**GIVEN RECORDS**.
+--

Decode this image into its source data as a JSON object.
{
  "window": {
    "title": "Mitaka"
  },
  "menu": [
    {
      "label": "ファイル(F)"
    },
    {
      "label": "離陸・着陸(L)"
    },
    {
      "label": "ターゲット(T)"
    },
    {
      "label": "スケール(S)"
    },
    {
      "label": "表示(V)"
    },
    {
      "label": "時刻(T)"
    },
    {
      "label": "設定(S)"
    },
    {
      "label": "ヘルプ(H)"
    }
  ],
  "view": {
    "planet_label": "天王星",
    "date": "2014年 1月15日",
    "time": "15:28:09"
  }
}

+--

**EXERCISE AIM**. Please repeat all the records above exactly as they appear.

**OUTPUT BELOW**.
Decode this image into its source data as a JSON object.
{
  "window": {
    "title": "Mitaka"
  },
  "menu": [
    {
      "label": "ファイル(F)"
    },
    {
      "label": "離陸・着陸(L)"
    },
    {
      "label": "ターゲット(T)"
    },
    {
      "label": "スケール(S)"
    },
    {
      "label": "表示(V)"
    },
    {
      "label": "時刻(T)"
    },
    {
      "label": "設定(S)"
    },
    {
      "label": "ヘルプ(H)"
    }
  ],
  "view": {
    "planet_label": "天王星",
    "date": "2014年 1月15日",
    "time": "15:28:09"
  }
}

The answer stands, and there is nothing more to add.